Most of your parents, in all likelihood, were expected to have settled their lives by their mid- to late 20s. And this would have had to be the whole package—not just, say, their careers. Marriage, stable jobs (preferably with the potential for steady earnings growth), a car—they had to have all of these well before they hit the dreaded third decade (not to mention children and a house of their own), or risk being viewed as failures.
And then in their 30s, it would have been time to just carry on in the same vein (more children, bigger house, better salary, newer car). But things are different now.
1. Your 20s are actually an opportunity to explore
You should never stop trying to learn, to seek out new experiences and to grow as much as you can. This applies to every decade of your life. That being said, your 20s are the best time to do all of this—you shouldn’t throw that chance away.

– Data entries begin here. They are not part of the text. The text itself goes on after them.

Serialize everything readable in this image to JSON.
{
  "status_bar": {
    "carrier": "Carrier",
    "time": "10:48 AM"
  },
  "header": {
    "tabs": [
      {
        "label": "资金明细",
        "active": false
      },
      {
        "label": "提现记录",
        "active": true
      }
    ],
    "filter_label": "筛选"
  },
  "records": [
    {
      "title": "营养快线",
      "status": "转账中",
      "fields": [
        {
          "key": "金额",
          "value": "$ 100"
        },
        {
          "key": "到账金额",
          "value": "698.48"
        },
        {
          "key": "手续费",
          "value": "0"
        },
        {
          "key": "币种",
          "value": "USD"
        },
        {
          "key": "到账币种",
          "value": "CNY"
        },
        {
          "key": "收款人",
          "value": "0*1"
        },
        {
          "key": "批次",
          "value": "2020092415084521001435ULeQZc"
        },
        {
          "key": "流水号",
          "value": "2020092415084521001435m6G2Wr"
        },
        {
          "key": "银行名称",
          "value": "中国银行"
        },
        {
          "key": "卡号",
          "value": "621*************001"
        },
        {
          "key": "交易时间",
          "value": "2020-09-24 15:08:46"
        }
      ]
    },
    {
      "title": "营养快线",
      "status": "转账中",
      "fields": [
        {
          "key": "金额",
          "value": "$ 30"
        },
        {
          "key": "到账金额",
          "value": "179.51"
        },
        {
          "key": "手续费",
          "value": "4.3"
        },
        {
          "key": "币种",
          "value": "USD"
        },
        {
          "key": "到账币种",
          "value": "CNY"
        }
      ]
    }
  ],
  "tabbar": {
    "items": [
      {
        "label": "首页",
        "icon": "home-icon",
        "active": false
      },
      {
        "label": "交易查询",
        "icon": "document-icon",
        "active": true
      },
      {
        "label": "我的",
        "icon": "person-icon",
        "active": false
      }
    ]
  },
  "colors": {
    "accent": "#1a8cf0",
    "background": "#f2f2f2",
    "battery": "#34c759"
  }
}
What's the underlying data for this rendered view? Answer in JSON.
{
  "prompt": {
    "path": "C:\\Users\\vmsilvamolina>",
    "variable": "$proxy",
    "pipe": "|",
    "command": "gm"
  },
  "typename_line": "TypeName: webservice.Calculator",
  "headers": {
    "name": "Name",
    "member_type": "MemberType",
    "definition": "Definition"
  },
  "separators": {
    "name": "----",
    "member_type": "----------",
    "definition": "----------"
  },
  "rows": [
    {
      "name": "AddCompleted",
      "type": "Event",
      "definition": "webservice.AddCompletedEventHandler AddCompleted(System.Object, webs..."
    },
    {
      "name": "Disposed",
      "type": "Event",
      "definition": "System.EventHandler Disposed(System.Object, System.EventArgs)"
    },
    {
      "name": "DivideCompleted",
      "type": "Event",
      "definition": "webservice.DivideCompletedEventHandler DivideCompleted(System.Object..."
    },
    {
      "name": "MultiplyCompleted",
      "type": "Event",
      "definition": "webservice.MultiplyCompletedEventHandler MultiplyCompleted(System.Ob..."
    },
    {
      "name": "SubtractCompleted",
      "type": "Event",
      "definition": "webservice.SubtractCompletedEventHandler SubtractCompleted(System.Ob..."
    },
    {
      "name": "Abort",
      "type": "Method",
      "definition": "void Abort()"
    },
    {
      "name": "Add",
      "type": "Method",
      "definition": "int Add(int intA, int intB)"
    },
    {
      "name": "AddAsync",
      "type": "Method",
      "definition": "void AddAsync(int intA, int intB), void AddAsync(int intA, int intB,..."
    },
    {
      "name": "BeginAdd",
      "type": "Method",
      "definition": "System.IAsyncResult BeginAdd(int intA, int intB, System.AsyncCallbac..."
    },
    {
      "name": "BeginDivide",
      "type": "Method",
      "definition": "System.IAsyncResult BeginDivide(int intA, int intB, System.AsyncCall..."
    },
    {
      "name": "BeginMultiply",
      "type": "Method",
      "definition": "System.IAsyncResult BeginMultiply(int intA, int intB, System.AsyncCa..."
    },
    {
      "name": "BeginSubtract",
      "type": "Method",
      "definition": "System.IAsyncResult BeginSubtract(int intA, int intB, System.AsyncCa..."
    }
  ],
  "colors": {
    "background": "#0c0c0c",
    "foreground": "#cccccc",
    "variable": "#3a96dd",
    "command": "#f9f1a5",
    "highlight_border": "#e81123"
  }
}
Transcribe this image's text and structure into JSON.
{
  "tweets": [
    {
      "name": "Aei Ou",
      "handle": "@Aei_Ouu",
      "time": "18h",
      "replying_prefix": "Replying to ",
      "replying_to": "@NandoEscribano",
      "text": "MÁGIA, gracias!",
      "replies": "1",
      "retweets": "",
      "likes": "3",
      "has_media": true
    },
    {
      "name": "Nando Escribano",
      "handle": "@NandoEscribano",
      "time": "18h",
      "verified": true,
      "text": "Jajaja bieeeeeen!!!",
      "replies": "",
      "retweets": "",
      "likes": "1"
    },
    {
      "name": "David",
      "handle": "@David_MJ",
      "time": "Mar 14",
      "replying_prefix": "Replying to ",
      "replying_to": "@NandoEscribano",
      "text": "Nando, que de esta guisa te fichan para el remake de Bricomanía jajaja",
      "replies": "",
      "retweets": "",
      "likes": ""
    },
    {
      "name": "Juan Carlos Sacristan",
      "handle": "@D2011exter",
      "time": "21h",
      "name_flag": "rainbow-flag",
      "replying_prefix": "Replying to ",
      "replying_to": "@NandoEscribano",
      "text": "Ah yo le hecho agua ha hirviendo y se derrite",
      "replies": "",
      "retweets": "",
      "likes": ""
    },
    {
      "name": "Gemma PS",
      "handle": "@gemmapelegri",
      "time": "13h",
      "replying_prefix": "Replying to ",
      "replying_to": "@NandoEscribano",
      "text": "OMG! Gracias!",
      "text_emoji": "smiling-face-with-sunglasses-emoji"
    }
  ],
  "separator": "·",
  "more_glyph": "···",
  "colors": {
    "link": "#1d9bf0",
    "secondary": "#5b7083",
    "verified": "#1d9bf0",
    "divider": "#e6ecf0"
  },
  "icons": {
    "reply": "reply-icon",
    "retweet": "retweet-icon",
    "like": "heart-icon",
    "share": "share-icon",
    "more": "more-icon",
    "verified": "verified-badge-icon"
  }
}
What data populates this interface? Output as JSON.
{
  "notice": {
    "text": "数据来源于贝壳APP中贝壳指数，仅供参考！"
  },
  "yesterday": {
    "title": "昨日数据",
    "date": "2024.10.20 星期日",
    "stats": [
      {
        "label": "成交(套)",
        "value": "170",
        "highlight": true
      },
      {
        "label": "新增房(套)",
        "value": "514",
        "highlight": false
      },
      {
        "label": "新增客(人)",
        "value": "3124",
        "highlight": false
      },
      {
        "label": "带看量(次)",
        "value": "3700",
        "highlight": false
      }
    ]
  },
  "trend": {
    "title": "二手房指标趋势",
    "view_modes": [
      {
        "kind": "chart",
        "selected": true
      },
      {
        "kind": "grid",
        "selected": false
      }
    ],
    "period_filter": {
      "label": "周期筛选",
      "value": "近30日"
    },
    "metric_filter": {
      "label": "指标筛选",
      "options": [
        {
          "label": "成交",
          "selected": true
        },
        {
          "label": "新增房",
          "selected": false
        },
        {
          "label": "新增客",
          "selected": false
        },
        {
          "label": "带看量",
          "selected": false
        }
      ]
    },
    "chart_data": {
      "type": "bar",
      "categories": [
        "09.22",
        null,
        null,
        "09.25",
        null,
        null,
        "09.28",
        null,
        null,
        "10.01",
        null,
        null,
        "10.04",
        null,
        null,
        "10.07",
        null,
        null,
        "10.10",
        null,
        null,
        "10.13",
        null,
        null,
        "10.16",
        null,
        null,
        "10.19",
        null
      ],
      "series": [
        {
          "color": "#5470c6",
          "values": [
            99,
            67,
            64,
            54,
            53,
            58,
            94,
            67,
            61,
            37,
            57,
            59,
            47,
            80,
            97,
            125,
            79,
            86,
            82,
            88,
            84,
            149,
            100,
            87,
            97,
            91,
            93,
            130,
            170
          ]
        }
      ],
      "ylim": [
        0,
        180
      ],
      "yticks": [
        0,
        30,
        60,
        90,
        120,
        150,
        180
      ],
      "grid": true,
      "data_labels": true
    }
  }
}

While the previous generation of 20-somethings may have been expected to be completely independent, the fact is that you are likely to have a safety net of sorts in the form of parents, family and friends. Use this to your advantage—spend more time learning, more time doing work that may not pay well in the short term but will help you grow.
Eventually, all that hard work will pay off and you’ll be in a far better position when you turn 30 than your parents ever were.
As we’ve already seen, the older generations had to make a number of long-term life decisions by the time they were 25 or 26, or even before. Now, while someone in their 20s is definitely no longer a child, they still aren’t quite ready to handle this sort of pressure.
By the time you hit your 30s, though, you’ll have accumulated enough experience—of relationships, of success, of failure, of life in general—that you’ll have the know-how and the confidence to make better decisions.
3. Financial stability
That safety net we talked about just now? Apart from giving you a chance to experiment, to take a few risks, while you’re still in your 20s, it also lets you spend a few years building up a foundation for your career. Hold off on the long-term stuff until you’re in your 30s and on firmer ground, financially speaking.
Loans (for a shiny car and a fancy house, apart from your education), child-related expenses and, of course, saving for your own eventual retirement are all very heavy burdens for 20-something to bear. Once you’ve achieved financial stability in your 30s though, you’ll be better placed to take a call on all these things.
4. Emotional stability
It’s not just what you or how much you earn that can hamper your ability to take long-term decisions. Most people in their 20s, quite frankly, aren’t emotionally mature enough to handle responsibilities like parenthood.
As a result of your experiences and your relationships with those around you, you will (hopefully!) have gained some degree of wisdom by the time you’re 30. Psychologically speaking, the wild ups and downs of your 20s will have smoothened out over the years, meaning you’ll be more capable of dealing with hardship and difficult situations (and tactfully at that).